Korner was born in Aarhus, Denmark. His paintings feature a mixture of figurative and abstract imagery rendered in watered-down acrylic. Some common motifs are people, animals, boats and trees. In addition to works on canvas, Korner also paints on ceramics.
Korner attended the Royal Danish Academy of Fine Arts in Copenhagen between 1992 and 1998.
He was awarded an Eckersberg Medal in 2012.
Painting as Presence, Knstlerhaus Bethanien, Berlin & Taidehalli, Helsinki
Statements, Art Basel
Saatchi Gallery, London
Momentum 04, Moss 2004, Norway
Painting 2004, Gallery Victoria Miro, London
SUPERDANISH, Toronto, Canada
The design of Productions, Gallery Maze, Torino, Italy
Galleri Stefan Andersson, Ume, Sweden
The Greenland Problem, Herning Artmuseum, Denmark
Be On Show, Galleri Christina Wilson, Copenhagen
POST, Galleri Franz Pedersen Horsens, Denmark
Theater,Arhus Artmuseum Project-room-installation
Dig Og Johns Engagement, Galleri Sren Houmann, Copenhagen
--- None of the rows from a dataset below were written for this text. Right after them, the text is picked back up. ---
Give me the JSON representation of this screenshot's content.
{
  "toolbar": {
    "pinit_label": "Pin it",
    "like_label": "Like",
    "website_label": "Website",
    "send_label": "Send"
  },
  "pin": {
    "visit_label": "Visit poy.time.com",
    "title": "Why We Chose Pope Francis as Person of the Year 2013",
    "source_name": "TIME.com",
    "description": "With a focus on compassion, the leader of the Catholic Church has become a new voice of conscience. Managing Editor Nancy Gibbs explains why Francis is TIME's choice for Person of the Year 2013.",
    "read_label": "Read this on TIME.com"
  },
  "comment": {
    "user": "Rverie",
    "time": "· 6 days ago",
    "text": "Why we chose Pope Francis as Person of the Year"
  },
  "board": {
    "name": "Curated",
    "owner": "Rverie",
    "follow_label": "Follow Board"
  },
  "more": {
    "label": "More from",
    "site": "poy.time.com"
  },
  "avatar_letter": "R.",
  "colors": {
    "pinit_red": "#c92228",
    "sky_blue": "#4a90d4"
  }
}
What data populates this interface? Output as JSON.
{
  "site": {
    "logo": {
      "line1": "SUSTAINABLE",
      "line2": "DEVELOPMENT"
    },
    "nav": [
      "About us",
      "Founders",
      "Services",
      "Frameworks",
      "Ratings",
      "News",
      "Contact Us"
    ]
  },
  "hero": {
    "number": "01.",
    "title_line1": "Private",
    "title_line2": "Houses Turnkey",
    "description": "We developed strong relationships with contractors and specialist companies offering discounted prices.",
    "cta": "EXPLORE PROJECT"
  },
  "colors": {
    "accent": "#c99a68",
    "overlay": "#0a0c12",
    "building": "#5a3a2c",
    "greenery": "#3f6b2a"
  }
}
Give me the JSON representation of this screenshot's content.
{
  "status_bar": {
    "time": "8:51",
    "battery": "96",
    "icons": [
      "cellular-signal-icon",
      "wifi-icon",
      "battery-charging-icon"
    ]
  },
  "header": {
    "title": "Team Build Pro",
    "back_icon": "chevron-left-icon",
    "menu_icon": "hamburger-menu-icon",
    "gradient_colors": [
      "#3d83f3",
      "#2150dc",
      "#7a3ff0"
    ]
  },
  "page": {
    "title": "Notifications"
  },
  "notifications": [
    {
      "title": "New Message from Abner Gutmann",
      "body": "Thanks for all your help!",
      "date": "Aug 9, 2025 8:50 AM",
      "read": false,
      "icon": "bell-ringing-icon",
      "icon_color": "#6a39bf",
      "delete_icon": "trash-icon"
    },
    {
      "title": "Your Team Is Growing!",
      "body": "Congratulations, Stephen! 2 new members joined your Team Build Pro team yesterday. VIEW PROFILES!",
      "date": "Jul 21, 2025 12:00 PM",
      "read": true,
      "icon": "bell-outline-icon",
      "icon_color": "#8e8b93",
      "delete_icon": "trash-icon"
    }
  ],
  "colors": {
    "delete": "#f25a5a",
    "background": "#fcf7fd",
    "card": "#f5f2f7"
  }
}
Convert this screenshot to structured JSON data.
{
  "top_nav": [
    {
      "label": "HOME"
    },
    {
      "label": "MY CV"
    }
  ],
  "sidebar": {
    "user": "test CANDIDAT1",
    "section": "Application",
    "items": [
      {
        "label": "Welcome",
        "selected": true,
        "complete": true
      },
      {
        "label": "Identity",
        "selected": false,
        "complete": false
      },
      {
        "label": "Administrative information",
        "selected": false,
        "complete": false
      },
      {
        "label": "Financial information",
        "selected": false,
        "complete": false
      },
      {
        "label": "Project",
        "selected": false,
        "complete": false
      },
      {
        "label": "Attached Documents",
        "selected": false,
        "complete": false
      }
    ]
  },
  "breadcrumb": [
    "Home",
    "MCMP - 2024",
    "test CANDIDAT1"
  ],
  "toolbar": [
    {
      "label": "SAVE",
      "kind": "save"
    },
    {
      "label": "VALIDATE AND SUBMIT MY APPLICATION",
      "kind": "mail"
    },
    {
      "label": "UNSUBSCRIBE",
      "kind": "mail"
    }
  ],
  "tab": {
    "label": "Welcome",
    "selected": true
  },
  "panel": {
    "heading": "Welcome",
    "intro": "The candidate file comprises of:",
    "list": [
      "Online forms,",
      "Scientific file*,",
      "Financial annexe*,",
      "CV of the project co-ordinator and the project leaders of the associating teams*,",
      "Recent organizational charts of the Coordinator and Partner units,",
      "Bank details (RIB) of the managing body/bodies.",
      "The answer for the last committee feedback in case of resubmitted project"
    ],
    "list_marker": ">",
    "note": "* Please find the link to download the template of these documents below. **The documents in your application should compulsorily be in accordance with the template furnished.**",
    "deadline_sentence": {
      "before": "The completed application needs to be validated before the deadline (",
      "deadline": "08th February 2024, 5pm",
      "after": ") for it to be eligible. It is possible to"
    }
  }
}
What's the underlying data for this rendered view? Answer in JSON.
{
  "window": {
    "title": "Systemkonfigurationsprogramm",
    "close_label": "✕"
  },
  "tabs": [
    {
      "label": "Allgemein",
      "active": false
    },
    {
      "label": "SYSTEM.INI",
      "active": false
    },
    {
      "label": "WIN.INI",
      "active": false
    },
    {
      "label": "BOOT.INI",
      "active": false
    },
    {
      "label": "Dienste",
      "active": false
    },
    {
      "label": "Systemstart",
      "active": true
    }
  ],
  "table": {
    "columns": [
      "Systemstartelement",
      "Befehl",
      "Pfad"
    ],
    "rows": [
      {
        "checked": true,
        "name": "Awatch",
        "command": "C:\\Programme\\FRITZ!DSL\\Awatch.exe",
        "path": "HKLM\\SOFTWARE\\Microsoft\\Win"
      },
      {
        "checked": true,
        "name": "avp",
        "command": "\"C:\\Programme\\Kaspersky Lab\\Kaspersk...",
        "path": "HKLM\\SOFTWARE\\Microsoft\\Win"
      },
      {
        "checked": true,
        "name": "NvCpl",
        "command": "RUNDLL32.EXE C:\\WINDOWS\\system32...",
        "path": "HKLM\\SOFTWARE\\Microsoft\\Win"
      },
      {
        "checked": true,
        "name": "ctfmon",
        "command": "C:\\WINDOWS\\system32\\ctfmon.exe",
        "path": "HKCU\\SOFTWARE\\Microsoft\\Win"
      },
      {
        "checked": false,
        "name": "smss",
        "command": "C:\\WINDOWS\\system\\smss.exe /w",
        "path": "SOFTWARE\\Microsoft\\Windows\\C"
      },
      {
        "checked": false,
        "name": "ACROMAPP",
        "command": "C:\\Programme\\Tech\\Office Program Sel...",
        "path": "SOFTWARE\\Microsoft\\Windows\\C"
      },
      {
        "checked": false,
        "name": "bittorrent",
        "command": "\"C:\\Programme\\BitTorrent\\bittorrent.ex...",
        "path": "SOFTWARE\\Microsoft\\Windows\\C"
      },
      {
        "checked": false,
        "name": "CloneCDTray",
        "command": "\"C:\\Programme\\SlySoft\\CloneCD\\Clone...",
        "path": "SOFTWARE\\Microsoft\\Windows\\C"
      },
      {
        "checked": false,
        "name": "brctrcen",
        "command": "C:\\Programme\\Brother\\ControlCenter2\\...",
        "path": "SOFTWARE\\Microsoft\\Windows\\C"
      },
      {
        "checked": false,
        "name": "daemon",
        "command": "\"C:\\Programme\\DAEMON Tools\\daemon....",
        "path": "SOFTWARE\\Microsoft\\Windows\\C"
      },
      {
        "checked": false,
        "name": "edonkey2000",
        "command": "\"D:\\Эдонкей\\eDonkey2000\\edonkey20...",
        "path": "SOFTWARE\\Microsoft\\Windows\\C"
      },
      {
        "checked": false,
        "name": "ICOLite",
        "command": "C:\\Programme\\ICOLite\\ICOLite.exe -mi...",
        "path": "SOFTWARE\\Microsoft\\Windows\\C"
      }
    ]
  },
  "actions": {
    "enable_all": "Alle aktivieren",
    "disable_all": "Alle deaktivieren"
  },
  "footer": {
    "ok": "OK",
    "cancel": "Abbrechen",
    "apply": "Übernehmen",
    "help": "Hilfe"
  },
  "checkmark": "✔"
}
Yaeger studied under Robert A. Herzberg at the Detroit School of Fine and Applied Arts, by which he was awarded the Founder's Society Purchase Prize. Subsequently, with the backing of the Anna Scripps Whitcomb Traveling Scholarship, Yaeger embarked on a study tour of eight European countries, from France to Czechoslovakia.
Yaeger was best known for his contributions to the Michigan Federal Art project and the Works Progress Administration scheme during the Depression era, to which he contributed a number of murals that were displayed in public buildings. Some of his contributions are located at the West Quad Dormitory at the University of Michigan and the Detroit Public Lighting Commission Building.
Born at the family estate called "Mount Custis" near Drummondtown, Virginia, Bayly attended the common schools as a child and went on to study law at the University of Virginia, graduating in 1829. Admitted to the bar in 1830, he practiced law in Accomac County, Virginia and engaged in agricultural pursuits. He served in the Virginia House of Delegates from 1836 to 1842 and was appointed brigadier general of the 21st Brigade in the Virginia Militia in 1837 which he served as until 1846. Bayly was elected judge of the Superior Court of Law and Chancery in 1842.
In 1844, he left that post when he was elected as a Democrat to fill a vacancy in the United States House of Representatives. He served in the House until his death in 1856, acting as chairman of the House Committee on Ways and Means from 1849 to 1851 and chairman of the Committee on Foreign Affairs from 1851 to 1855. He died on June 23, 1856 at his estate, Mount Custis, near Drummondtown, Virginia, and was interred in the family cemetery there. Bayly also has a cenotaph at Congressional Cemetery in Washington, D.C..
The University of Virginia Art Museum is housed in the Thomas H. Bayly Building.